Diet enacts laws to augment war-contingency measures

Legal codes map out response to military attack

Seven laws designed to supplement Japan’s war-contingency legislation were enacted Monday with the approval of the House of Councilors.

The new laws, which supplement a set of three laws enacted last June, effectively complete Japan’s first post-World War II legal codes to define the nation’s response to a military attack.

The government-proposed bills, which passed the House of Representatives on May 20, cleared the upper chamber with the support of the Liberal Democratic Party, its junior coalition partner, New Komeito, and the Democratic Party of Japan.

Two of the seven laws are intended to facilitate U.S. military operations in the event of an attack or imminent attack on Japan, and enable the Self-Defense Forces to supply provisions to the U.S. forces in peace time as well as during such an emergency.

The other five address emergency measures to cover the protection and evacuation of people, procedures for ship inspections in and around Japanese waters, the use of public facilities to deal with the situation, ensuring proper treatment of prisoners of war, banning restrictions on travel by foreign nationals and preventing the destruction of cultural assets.

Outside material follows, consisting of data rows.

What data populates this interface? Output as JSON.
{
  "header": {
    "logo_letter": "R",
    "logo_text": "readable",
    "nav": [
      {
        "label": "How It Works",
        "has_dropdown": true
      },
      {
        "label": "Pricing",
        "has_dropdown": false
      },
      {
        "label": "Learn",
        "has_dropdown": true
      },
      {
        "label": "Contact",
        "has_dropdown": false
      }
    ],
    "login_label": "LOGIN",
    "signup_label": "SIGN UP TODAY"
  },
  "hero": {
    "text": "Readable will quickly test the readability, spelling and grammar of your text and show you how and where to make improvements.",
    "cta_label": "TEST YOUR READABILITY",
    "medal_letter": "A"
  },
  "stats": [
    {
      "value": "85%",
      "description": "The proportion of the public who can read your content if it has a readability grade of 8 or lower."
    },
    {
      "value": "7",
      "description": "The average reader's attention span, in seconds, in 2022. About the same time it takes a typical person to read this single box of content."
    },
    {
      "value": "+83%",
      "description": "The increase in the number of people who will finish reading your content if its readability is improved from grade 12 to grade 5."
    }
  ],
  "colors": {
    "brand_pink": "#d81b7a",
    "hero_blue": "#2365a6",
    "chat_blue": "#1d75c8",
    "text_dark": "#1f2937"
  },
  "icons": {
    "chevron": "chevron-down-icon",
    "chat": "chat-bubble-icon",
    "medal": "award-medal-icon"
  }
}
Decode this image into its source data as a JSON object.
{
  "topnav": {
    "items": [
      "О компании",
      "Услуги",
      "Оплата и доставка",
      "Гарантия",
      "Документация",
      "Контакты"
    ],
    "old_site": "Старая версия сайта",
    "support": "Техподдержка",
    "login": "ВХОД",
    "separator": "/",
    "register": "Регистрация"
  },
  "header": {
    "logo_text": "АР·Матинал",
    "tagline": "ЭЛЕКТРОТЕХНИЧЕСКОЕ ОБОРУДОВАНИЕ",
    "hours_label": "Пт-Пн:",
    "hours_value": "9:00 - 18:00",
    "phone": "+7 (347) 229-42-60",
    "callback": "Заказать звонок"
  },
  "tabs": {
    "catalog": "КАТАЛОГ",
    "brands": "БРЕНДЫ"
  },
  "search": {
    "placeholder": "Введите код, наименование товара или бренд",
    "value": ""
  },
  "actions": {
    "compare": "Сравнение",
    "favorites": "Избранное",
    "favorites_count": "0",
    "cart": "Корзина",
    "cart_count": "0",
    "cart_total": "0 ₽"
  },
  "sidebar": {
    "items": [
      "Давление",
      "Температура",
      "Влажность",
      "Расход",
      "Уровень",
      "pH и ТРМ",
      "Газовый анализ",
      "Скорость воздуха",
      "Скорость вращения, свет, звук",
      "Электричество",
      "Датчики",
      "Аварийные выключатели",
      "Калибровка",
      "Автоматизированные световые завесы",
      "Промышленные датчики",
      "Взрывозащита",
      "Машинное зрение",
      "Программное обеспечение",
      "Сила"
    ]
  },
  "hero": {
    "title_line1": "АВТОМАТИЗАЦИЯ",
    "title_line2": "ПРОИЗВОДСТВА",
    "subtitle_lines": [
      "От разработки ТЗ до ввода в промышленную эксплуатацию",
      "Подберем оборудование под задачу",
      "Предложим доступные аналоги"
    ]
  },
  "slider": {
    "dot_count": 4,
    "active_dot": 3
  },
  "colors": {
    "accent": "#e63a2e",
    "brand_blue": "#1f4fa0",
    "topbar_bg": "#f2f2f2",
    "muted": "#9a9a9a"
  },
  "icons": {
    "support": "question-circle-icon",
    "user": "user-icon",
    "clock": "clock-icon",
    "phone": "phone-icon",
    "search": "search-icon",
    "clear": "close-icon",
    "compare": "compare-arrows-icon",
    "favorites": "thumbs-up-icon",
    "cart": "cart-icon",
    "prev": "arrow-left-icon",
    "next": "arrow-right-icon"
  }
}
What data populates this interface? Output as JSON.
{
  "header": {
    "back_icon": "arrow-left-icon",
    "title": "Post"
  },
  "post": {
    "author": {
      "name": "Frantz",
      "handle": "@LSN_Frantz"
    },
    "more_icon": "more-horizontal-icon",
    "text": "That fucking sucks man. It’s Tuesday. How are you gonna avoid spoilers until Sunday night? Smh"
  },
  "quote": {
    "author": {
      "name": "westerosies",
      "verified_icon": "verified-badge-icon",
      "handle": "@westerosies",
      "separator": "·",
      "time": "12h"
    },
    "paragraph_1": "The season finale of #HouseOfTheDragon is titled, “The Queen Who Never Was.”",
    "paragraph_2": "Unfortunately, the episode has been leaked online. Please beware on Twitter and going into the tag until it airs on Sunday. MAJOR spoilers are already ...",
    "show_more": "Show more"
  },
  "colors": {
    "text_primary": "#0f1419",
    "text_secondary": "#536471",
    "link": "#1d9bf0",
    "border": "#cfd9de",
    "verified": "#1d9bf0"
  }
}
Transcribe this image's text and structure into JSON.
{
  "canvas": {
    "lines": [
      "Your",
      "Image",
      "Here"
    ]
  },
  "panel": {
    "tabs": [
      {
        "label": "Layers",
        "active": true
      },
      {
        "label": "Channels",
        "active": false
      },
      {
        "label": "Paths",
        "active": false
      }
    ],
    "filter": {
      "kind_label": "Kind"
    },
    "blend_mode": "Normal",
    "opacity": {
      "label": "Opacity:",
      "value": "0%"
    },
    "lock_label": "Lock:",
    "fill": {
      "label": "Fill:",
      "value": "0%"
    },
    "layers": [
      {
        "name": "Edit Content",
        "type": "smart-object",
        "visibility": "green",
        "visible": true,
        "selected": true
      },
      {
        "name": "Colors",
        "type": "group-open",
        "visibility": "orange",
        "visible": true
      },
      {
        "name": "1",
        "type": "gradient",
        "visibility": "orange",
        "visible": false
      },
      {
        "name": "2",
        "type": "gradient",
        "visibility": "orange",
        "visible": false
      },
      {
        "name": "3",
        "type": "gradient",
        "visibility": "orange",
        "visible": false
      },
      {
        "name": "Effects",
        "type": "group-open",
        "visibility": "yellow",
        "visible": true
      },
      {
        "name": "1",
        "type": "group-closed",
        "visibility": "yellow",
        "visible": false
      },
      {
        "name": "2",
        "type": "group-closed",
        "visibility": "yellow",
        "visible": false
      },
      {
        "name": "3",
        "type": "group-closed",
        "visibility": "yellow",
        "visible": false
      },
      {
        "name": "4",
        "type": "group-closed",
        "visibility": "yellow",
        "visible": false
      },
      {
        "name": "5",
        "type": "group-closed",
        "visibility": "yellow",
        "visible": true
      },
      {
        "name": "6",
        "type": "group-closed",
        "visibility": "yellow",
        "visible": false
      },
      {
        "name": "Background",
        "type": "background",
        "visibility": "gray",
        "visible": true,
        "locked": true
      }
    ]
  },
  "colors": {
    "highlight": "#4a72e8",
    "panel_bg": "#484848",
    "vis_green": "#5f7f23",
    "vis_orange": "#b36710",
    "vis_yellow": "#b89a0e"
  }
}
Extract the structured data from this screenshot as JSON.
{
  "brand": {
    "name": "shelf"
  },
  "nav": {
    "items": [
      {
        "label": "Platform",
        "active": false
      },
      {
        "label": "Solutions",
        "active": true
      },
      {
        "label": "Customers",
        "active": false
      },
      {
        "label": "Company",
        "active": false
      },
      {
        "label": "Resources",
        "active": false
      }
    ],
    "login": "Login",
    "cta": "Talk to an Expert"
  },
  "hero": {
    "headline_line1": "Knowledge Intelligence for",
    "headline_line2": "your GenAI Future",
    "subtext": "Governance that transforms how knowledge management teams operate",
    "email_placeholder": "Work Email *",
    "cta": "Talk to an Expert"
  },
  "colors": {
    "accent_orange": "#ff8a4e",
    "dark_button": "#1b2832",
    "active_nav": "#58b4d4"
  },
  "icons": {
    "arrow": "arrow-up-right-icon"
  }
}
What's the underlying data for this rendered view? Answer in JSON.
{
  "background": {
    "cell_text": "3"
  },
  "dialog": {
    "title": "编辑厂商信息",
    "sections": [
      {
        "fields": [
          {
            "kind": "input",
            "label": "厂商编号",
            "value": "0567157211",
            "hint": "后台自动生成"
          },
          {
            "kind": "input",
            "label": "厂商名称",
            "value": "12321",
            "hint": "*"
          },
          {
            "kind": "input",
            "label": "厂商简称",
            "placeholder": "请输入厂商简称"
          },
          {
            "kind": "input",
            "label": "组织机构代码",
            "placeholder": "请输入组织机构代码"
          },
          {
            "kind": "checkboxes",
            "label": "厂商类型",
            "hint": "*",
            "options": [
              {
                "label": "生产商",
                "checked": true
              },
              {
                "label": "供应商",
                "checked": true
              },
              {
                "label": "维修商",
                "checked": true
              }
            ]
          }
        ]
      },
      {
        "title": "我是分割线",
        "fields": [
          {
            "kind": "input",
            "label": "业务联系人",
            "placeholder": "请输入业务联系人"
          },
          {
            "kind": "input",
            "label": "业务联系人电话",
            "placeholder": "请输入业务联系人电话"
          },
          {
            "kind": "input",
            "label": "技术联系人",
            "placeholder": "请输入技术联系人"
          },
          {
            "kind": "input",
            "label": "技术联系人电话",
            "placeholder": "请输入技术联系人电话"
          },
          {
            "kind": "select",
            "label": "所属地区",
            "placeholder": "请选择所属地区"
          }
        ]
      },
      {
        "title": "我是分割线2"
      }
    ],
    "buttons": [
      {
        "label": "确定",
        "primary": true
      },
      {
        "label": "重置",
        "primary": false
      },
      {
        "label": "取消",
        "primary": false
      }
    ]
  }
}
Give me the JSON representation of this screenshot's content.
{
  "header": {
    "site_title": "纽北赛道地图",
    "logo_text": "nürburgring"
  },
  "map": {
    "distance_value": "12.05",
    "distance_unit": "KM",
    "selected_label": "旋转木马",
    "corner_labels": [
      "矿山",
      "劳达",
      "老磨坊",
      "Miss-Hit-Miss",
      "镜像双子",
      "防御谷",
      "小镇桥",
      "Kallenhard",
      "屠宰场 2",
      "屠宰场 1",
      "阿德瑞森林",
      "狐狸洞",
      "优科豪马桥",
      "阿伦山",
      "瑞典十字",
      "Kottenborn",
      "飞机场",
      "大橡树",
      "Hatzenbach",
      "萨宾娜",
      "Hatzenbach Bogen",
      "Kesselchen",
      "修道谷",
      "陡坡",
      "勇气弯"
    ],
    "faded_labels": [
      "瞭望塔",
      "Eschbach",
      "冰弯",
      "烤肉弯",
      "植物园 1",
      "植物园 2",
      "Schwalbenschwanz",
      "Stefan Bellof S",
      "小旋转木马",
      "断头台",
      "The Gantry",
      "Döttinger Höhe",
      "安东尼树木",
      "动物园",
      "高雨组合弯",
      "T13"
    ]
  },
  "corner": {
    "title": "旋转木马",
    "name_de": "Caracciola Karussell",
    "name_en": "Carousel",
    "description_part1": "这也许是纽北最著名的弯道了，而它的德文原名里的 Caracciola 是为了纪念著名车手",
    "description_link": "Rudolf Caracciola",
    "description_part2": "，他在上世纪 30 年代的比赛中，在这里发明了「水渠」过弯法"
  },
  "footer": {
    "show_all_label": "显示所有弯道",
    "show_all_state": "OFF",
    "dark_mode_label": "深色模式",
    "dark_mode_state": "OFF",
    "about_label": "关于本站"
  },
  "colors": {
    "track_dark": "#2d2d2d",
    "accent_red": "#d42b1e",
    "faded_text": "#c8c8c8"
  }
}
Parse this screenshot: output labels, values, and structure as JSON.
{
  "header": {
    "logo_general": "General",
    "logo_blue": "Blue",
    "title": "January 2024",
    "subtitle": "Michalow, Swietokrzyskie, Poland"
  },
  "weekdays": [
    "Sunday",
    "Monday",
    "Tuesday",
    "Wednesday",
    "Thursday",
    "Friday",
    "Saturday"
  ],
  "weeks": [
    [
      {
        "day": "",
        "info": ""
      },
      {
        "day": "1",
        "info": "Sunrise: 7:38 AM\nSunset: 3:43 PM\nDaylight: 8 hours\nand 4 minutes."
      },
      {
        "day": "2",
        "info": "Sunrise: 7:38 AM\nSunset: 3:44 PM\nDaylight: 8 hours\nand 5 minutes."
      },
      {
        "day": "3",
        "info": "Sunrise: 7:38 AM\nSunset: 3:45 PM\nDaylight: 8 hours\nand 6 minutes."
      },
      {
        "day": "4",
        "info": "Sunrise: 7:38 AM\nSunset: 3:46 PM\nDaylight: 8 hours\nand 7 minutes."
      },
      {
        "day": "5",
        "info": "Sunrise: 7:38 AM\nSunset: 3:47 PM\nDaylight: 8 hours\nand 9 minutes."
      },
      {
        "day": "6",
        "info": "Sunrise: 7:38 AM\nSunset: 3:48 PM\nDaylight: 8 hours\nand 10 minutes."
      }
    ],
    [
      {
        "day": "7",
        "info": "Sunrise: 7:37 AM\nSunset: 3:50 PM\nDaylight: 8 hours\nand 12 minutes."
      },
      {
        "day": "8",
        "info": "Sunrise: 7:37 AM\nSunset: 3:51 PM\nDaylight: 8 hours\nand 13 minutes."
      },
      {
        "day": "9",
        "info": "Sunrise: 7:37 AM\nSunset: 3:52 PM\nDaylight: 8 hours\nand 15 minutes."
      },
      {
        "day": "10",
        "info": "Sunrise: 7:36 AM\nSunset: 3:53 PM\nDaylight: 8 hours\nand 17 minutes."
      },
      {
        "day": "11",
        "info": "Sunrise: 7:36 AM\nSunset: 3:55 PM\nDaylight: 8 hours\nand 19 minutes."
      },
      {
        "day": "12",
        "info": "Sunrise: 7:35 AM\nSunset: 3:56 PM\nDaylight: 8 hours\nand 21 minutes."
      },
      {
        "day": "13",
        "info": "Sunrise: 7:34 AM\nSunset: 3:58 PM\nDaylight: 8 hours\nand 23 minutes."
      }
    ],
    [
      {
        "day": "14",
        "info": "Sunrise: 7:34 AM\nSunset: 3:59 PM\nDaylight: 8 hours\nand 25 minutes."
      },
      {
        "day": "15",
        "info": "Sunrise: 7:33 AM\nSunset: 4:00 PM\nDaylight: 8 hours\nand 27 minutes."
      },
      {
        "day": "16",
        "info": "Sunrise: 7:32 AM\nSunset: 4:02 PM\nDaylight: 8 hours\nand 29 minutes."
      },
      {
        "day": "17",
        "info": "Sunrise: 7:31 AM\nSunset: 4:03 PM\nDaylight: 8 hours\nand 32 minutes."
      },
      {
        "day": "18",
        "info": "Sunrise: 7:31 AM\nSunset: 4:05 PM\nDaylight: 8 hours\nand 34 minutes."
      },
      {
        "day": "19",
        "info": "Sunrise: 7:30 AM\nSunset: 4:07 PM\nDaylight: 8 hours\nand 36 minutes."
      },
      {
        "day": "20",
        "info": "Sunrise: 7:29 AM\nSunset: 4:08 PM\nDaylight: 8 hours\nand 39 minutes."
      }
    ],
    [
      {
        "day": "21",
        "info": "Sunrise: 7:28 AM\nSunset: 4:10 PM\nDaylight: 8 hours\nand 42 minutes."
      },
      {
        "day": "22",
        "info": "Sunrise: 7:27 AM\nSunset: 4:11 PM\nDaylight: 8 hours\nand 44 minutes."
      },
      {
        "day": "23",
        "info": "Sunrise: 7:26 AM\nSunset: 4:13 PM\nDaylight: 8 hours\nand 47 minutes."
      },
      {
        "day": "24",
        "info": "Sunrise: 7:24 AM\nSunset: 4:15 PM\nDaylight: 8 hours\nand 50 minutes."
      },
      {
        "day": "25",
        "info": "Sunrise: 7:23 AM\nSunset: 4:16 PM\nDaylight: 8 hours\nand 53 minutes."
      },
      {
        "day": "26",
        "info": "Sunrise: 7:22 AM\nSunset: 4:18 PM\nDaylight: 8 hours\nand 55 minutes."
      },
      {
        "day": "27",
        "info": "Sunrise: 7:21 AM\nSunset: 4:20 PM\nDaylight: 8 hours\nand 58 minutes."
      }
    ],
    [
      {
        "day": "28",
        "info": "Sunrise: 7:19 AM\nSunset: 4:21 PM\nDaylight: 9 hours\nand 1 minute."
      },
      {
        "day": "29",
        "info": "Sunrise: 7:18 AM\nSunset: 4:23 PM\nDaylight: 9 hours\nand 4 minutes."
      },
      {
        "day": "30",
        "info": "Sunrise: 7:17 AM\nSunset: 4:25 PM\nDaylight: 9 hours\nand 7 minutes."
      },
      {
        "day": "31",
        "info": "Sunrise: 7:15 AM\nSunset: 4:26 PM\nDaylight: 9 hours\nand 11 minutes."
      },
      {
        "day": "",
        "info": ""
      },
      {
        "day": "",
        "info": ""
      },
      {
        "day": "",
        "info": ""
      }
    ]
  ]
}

After the government declares a state of emergency, Diet approval must be sought to evacuate citizens and take other measures, in line with an earlier revision of the legislation in response to demands by the DPJ.

The Constitution forbids Japan from starting a war. But lawmakers and government officials have for decades been calling for a legal framework that would allow a swift response to any military attack.

The laws also empower the prime minister to allow the U.S. military to use privately owned land or buildings if Japan comes under or anticipates an attack.

The SDF and U.S. forces in Japan will be able to share goods, including ammunition and services, in the event Japan comes under attack or an attack is anticipated.

Japan and the United States revised the bilateral Acquisition and Cross-Servicing Agreement in late February so that the SDF and the U.S. military can share goods and services.

The new legislation is intended to give mutual support a domestic legal framework.

Before the revision of the agreement, the SDF and the U.S. military could provide logistic support on a reciprocal basis only during joint drills and international relief operations such as U.N. peacekeeping operations.

Port-call ban passed

The Diet enacted by a large majority on Monday a law to enable Japan to ban port calls by ships deemed to pose a security threat.

The law, specifically targeting North Korean vessels, serves as a second legal tool to pressure the reclusive state.

Government officials have denied that Tokyo has plans at the moment to impose sanctions on the North.

Tokyo has already been empowered to impose trade sanctions on North Korea under the revised Foreign Exchange and Foreign Trade Law, which removed a restriction that the measure be accompanied by a U.N. Security Council resolution.

The bill passed the House of Councilors with the backing of the Liberal Democratic Party, its coalition partner, New Komeito, and the opposition Democratic Party of Japan.

The government will observe North Korea’s response to pending issues, including those related to its past abductions of Japanese citizens, before imposing the sanctions, Chief Cabinet Secretary Hiroyuki Hosoda said.

“In terms of North Korea, it depends on how things develop toward resolving issues, including accounts on abduction victims,” Hosoda, the top government spokesman, said in a news conference.